- Aim of the task -
Would you please return the lines of the material that contain the word "data"?

* * *

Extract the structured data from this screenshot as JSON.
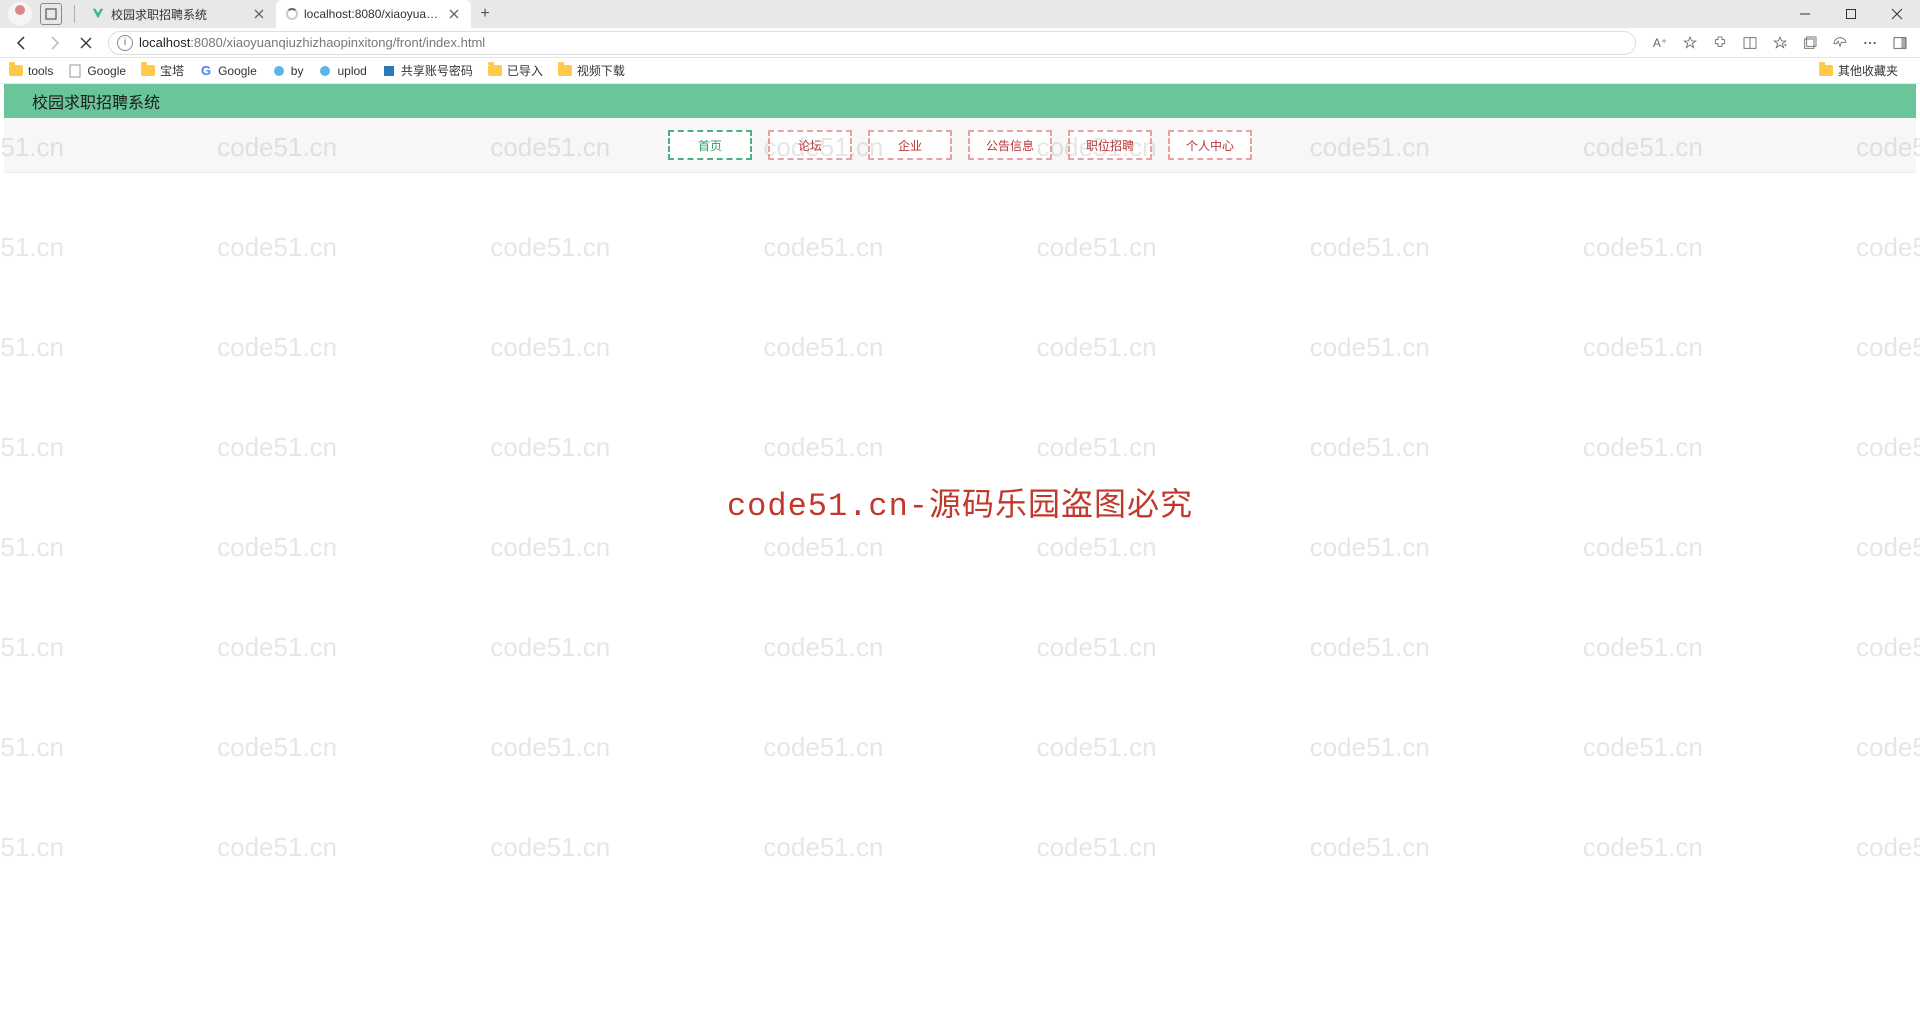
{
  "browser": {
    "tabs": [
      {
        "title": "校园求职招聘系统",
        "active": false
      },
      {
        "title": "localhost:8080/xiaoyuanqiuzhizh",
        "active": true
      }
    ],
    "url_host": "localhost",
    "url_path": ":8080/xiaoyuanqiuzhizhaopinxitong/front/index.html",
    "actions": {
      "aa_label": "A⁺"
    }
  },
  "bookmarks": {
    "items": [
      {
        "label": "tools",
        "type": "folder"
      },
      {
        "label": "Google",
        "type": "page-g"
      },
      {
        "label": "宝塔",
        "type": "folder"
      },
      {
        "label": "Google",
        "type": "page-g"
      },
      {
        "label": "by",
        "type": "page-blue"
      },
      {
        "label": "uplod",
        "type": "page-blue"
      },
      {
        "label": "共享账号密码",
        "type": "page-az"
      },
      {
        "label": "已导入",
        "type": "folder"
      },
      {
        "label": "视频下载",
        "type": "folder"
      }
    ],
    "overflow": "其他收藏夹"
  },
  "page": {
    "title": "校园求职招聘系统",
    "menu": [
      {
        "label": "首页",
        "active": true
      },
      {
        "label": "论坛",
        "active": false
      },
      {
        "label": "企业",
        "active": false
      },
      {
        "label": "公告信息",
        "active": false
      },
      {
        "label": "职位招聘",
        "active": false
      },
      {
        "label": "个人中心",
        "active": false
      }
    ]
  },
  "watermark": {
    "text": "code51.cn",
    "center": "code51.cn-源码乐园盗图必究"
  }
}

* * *

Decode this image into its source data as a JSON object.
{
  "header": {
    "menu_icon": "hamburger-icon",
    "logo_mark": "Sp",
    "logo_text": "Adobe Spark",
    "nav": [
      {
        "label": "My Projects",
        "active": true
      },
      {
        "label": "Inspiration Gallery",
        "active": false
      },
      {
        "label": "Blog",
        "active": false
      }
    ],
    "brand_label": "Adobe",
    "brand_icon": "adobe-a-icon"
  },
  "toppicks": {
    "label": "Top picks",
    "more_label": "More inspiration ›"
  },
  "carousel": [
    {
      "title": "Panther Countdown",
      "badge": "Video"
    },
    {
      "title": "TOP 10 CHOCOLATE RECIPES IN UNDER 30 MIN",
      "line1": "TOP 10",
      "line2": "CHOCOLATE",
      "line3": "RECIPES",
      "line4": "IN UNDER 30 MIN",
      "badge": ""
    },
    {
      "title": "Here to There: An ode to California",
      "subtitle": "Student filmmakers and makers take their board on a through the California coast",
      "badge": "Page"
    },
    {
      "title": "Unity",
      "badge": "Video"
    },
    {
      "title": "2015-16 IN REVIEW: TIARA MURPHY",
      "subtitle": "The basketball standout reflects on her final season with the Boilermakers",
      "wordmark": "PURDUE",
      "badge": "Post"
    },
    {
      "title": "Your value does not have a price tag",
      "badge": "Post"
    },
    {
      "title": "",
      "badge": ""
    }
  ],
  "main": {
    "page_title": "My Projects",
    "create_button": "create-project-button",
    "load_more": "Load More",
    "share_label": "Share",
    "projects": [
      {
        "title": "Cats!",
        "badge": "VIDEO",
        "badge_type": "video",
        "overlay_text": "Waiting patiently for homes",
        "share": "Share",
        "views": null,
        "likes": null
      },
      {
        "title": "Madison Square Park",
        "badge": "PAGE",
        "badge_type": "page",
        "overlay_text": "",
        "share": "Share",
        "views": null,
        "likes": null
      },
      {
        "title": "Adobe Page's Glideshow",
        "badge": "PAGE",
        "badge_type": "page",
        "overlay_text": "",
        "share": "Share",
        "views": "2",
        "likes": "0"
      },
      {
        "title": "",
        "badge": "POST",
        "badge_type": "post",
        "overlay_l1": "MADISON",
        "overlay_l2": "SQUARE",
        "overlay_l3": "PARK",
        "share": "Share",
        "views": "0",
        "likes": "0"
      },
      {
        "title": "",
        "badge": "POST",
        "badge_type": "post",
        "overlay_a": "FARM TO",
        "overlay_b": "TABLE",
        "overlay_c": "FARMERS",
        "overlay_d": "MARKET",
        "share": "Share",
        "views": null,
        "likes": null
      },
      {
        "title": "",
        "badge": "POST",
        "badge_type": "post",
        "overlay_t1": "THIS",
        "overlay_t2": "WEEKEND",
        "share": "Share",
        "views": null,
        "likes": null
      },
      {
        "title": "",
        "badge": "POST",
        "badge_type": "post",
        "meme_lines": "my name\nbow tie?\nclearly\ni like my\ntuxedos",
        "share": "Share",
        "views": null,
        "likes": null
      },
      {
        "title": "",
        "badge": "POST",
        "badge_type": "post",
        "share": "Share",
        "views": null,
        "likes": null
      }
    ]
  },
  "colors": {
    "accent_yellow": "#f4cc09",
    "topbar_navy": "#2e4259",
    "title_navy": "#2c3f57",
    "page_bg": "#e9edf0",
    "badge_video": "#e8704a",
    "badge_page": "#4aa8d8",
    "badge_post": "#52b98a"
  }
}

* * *

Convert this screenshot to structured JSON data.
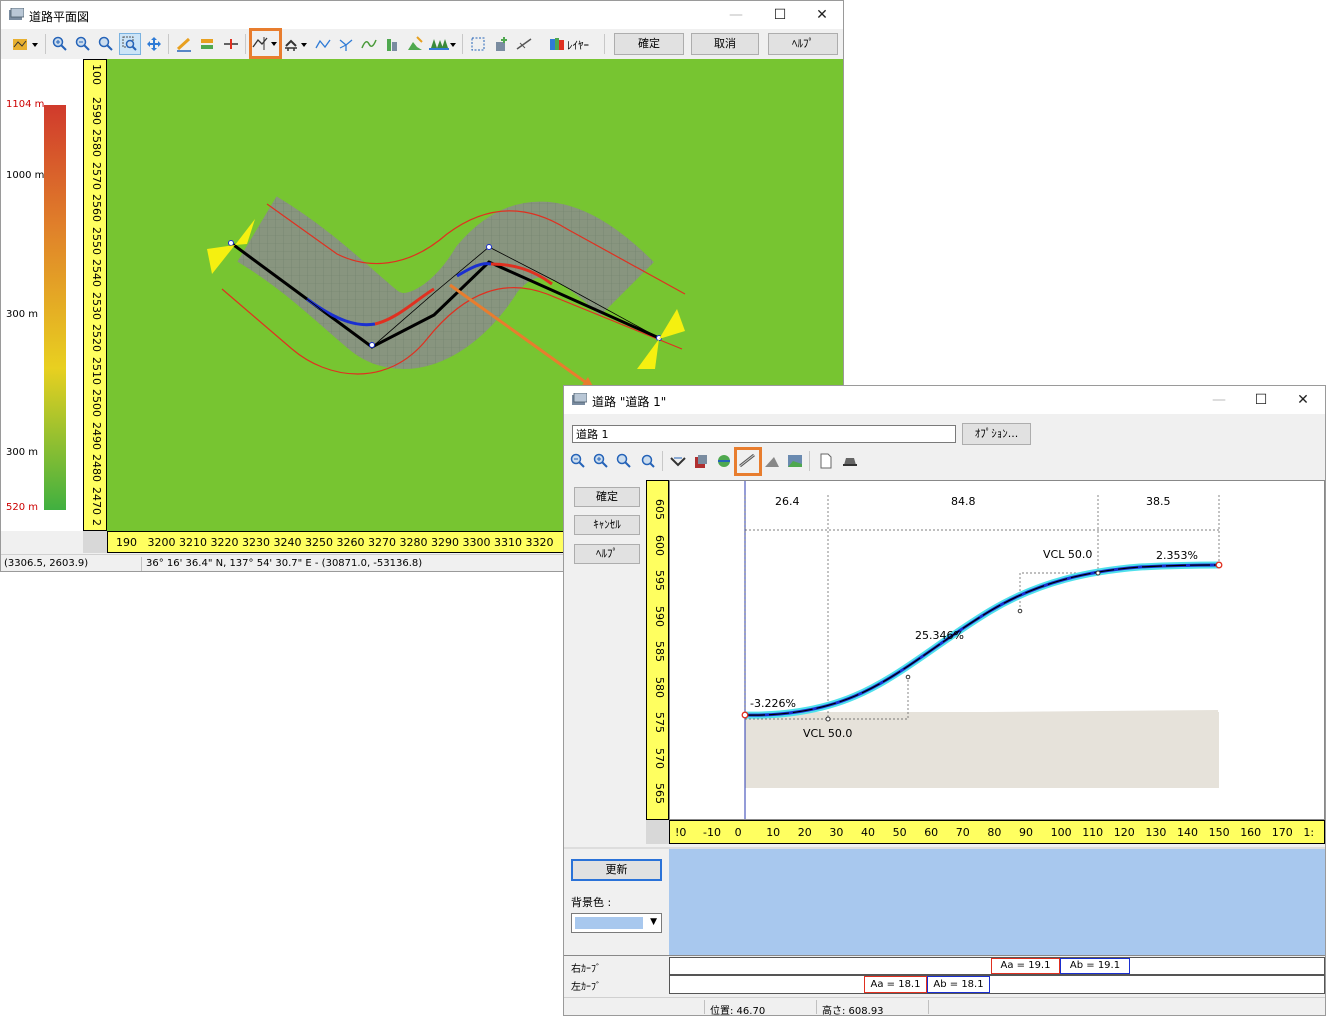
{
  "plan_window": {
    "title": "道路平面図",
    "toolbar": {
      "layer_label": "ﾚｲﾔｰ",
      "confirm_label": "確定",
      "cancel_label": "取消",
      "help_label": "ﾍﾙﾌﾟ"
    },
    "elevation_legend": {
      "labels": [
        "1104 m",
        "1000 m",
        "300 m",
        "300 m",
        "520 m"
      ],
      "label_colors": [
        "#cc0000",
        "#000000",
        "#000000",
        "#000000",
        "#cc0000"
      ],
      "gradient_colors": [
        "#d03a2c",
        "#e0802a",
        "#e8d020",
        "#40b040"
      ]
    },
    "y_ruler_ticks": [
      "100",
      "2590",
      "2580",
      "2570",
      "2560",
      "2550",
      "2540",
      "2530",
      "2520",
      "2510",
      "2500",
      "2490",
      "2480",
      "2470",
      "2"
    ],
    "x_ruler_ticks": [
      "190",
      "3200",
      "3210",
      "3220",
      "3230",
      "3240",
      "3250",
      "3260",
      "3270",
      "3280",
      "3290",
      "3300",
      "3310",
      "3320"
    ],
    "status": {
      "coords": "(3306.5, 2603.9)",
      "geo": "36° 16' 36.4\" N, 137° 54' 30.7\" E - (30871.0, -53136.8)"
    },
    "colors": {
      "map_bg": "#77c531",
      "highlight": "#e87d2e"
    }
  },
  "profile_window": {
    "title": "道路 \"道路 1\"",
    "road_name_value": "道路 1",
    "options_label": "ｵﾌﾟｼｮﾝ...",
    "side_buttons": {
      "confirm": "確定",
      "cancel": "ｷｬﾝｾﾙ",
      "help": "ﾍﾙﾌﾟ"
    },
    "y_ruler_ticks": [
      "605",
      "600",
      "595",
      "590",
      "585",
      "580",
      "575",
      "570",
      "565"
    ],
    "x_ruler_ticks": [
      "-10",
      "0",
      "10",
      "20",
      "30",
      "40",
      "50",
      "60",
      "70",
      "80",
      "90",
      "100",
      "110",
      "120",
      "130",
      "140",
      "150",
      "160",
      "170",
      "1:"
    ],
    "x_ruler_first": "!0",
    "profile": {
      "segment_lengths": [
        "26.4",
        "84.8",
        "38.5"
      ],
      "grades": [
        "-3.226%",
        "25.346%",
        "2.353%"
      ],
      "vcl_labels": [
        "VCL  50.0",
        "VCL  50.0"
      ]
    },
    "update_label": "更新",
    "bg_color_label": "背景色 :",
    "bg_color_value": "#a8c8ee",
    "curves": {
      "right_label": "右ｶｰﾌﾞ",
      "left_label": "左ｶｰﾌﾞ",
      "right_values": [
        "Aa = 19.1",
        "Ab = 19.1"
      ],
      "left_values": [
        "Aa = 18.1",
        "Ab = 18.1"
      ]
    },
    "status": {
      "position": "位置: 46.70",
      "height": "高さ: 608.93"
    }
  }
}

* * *

- Answer area -
Extract the structured data from this screenshot as JSON.
Decode this image into its source data as a JSON object.
Convert this screenshot to structured JSON data.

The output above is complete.